In 2011, I wrote my first spec TV pilot which, in a crazy round-about way, led to my first job in TV, as a story editor for one of my favorite shows WHITE COLLAR. The best thing about this gig was getting to work with a warm, funny, ultra-talented team of writers who know a hell of a lot about writing television. So all the time, I would ask them a gazillion questions about TV. In return, they would ask me questions about the feature world. I could write many blogs (and probably will) on the differences between writing TV and writing movies. But far and away, the most important difference between the two worlds is simple: the movie industry doesn’t seem like it really wants to make stuff, while in television, they TOTALLY want to make stuff.

Once a show is picked up and put on the air, the clock starts ticking. Episodes must be written, re-written, put through the ringer of notes, rewritten again, shot, edited, all because on a particular day at a certain time, SOMETHING has gotta be on those airwaves. It is a stunning difference. Features are a culture of maybe, while television is a culture of YES, C’MON, LET’S MOVE, FASTER! Now this kind of schedule creates it’s own craziness but compared to the “hurry up and wait” mentality of features, it’s a dream.

I started in the WHITE COLLAR writers room a few weeks late, and show-creator Jeff Eastin and his writers were already well on their way to “breaking” the season. But there was still plenty to do. I worked with the other writers breaking story, writing outlines, reading and giving notes on drafts. But late in the season, I got a surprise. I was assigned an episode to co-write with the excellent Matt Negrete. And that episode, titled “Shoot the Moon”, airs this coming Tuesday night, February 19th, on the USA network.

So in February 2012, I started working in television, and one year later, I have my first produced credit on the air. That fast of a turnaround is a dream for a writer who spent ten years working in the land of maybes.

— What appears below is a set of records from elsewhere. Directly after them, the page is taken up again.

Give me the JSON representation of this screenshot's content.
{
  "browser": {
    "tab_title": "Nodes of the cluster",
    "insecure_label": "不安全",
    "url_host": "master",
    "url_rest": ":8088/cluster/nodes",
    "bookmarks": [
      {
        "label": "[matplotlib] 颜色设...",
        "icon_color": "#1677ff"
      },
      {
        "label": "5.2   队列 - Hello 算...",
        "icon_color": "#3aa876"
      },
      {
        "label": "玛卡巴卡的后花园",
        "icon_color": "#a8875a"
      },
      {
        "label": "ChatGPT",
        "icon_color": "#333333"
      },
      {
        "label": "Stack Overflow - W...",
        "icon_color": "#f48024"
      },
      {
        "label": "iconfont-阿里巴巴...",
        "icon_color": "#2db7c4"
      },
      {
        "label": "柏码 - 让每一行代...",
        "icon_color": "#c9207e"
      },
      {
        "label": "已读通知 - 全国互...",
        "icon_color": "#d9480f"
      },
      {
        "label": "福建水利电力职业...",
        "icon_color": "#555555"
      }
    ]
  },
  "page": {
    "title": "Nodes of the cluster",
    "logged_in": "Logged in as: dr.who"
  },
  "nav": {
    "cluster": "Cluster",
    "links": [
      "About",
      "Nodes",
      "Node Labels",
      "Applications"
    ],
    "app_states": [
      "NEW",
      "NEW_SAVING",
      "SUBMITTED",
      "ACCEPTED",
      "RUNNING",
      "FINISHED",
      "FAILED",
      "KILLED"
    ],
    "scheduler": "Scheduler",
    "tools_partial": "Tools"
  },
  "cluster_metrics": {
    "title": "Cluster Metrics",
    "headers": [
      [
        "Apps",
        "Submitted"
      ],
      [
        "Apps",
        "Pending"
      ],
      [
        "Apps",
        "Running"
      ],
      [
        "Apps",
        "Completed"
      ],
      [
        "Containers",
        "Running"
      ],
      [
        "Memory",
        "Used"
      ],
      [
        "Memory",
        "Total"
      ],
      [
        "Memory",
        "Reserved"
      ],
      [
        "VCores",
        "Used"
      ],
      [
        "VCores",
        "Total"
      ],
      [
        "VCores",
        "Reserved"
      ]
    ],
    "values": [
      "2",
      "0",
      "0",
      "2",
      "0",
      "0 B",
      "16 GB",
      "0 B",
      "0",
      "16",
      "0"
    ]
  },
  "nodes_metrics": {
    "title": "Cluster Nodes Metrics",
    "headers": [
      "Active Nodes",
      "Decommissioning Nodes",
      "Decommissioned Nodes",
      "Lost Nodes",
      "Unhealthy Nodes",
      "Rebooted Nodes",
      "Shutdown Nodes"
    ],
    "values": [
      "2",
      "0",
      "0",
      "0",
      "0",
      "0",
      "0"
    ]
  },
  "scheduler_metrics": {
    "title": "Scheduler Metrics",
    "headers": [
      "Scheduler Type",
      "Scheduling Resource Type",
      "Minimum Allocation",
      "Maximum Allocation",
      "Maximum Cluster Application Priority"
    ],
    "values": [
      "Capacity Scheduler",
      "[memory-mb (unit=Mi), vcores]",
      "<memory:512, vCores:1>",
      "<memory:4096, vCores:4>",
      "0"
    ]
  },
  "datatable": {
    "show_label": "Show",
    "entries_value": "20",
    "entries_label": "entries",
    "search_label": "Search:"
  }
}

Don’t get me wrong, I still love movies and want to make them. But there are things to love about TV, and number one on the list: television is all about getting stuff made. And this Tuesday, I can proudly say…I helped make some stuff. Check it out if you can.